The Lakes Animal Friendship Society’s annual community animal care event was a rousing success again this year.
The event is held by the society in partnership with the Canadian Animal Assistant Team, whose team consists entirely of volunteers, to offer free veterinary care to animals from lower income families.
This year between the main clinic at the Burns Lake Band gathering place and the cat clinic at the Burns Lake Veterinary Clinic, the society spayed and neutered 95 dogs and cats over the three day animal care event.
In addition to the 95 dogs and cats that were spayed and neutered over the weekend, the clinic helped in the checkups, vaccinations and de-worming of another 113 animals, bringing the total number of animals helped by the community care event to 208.
As well, the society was able to build, paint and distribute 10 dog houses to various families.

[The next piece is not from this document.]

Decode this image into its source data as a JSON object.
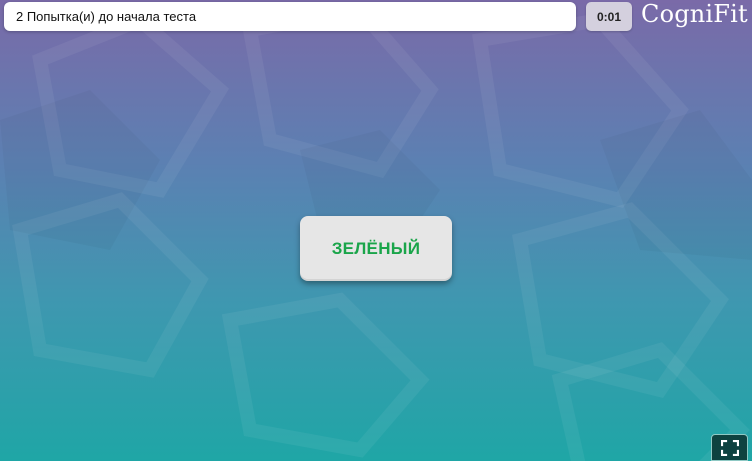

Compared to last year’s event the number of animals spayed or neutered is staggeringly low.
At last year’s event the society managed to treat 582 animals for vaccinations, health checks and de-worming, with 293 of those animals being spayed or neutered in the process.
Alistair Schroff of the Lakes Animal Friendship Society said that this was the first year that the event didn’t have to turn anyone away.
“This confirms what we expected, that the local overpopulation of companion animals has been brought under a measure of control.”
The next step for the society is now maintain the control over the pet population.
That will require ongoing programs and a commitment from local governments, including the Village of Burns Lake and First Nations groups.
For the society’s part they will continue to work on projects to help with the health of the animals, specifically within the education about proper animal care, compassion and bite safety.
“Education is the best long term solution,” Schroff said.
The society will continue to work with the Canadian Animal Assistance Team as it looks to address needs in other communities in Northwest B.C., including Terrace, Kitimat and Prince George.
“The project here in Burns Lake has shown that while it may be a big job, it’s possible, and the results are tremendously worthwhile,” Schroff said.